It’s been a while.
I’ve been away. Thinking. Getting counselling. Reading books and columns by authors on topica around growth, development, change, behaviour, abuse, parenting, bravery, and shame.
Lots of reading. Trying to reevaluate my priorities and needs while I have the luxury (of time) to do so.
These last four months have been perhaps some of the best four months in the last decade of my life, because they’ve granted me the time and space to pause, reflect, and think. To engage in the Socratic method. And the entire time I’ve been supported emotionally and socially by my amazing partner.
A few months ago I started a sub-diary here, taxonomically speaking, to monitor my alcohol intake. Unlike my daily beard photo (see my instagram feed for more on this), the amount of time and energy required to produce a daily update was more than I could commit to.

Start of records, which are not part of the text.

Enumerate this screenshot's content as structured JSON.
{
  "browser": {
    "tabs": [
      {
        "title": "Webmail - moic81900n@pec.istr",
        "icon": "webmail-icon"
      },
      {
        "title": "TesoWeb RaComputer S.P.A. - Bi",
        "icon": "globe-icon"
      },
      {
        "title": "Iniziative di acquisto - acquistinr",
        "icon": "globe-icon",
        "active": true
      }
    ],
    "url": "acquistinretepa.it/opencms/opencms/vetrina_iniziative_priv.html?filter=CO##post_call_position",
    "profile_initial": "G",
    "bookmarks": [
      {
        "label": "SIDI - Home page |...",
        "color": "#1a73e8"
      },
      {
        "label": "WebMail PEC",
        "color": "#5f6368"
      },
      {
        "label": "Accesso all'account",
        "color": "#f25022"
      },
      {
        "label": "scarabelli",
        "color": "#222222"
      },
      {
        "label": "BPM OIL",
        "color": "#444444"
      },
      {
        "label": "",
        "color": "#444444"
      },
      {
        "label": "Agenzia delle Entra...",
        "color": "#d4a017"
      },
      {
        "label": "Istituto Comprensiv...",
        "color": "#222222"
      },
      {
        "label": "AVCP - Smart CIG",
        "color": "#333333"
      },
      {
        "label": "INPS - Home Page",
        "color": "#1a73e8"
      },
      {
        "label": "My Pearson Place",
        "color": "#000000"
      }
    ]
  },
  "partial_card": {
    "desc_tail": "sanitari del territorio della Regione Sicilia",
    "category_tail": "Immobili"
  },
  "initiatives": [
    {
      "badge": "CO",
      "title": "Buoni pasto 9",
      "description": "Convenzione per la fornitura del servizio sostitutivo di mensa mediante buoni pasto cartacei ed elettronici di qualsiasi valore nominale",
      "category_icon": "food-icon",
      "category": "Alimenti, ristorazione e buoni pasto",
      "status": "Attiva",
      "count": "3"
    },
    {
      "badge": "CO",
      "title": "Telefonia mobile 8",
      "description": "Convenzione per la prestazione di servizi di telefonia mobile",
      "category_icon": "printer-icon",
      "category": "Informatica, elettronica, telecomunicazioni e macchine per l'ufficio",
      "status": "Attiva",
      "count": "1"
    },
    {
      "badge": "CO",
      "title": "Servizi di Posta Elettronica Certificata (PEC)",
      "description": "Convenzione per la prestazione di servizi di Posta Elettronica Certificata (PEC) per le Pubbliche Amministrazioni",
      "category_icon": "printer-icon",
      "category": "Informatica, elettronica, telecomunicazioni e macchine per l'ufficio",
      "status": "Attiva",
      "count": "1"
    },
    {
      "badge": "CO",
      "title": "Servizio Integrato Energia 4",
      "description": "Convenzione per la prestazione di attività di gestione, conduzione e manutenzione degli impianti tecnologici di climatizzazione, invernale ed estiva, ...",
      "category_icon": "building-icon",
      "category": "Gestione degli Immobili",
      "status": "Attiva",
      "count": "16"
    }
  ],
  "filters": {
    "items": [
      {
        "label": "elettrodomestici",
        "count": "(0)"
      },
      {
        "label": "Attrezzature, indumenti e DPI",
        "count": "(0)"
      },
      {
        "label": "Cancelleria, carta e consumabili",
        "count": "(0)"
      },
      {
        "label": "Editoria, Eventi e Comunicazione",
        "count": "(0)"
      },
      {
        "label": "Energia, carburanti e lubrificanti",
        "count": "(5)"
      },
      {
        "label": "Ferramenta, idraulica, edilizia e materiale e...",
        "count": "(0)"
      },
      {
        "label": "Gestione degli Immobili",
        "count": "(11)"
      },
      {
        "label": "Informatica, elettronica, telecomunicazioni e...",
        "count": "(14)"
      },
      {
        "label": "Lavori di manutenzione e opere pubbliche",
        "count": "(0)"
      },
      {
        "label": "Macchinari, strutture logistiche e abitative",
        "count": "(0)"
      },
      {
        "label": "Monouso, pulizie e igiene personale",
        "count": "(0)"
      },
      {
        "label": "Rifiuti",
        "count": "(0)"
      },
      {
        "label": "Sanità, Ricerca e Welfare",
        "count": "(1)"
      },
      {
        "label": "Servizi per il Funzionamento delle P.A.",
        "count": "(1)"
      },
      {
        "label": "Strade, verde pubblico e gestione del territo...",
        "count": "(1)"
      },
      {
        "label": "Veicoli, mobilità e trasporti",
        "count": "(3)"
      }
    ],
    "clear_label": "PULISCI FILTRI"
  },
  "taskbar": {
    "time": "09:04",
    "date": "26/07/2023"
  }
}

But it also raised a point of concern somewhere in the dusty halls of my brain: if I have to keep a daily written log of my alcohol intake, surely that can’t be a good sign?
And I don’t think it was. But it led to a good outcome. But before I explain further, we need to time travel nine years into the past.
A little under a decade ago I received my MA in Communication/Publishing/Some Wierd Mishmash of Stuff from the University of Sydney.
Upon doing so, I found myself applying for a random TAFE course, and subsequently a graduate diploma in Business Management at the now defuncy Sydney Business Institute.
During this time I met a woman who I began dating and (depending on who you ask based on acceptence of traditions) became engaged to. (In Russia an engagement ring and its associated baggage is not the standard approach; rather – two people simply agree to get married.)
The relationship ultimately broke down, due to me finally leaving my partner, due to her verbally and emotionally abusive behaviour (though at the time I would not have known to call it that, and would have simply called her “controlling”).
This had some very severe and long-lasting repercussions on my overall well-being. This includes a drinking habit that, while by no means is severe, is consistent.
I wasn’t the biggest drinker before meeting my (now) ex. Certainly, as someone who had spent nearly a decade in the univetsity system, I was accustomed to the parties and alcohol consumption that went with them.
But never would I have called my intake consistent.
In the aftermath of the relationship’s collapse and the six months of legal insanity that followed (which I will never understand), I went on something of a small bender.
Eventually, in the wake of an excellent level of therapy from a terrific psychologist, my anxieties and depression calmed and I no longer found myself self-medicating.
I still enjoyed a good “tipple” as they say here in Kangaroostan. And hardly a day has passed since then when I have not had at least *a* drink. As one friend pointed out: she did not know anyone else who was such a consistent drinker.
Time travelling back to now – the last four months have provided the time and space necessary to look back on the past, think about the present, and wonder about the future.
We’d like to start a family. Buy a place somewhere. Have enough room for all our books and computers and toys. And to raise kids that we hope to try and have be good humans requires us to first and foremost be the kind of people that we feel comfortable having our kids learn from.
Also: I am on a pretty serious dosage of anti-depressants (75mg of Cymbalta per day). And alcohol can obviously interfere with the effectivity of anti-depressants.
Therefore, barring a particular special occasion now and then, we’ve decided it is best to cut my consumption of alcohol down to zero.
As we have identified that my depression and anxiety were genetically inherited from my mother, the sanest and most intelligent approach, in light of all these factors and issues, is to simply bring alcohol consumption to a complete halt (barring, as I mentioned, special occasions).
And you know what?
I like it. This decision feels *right*.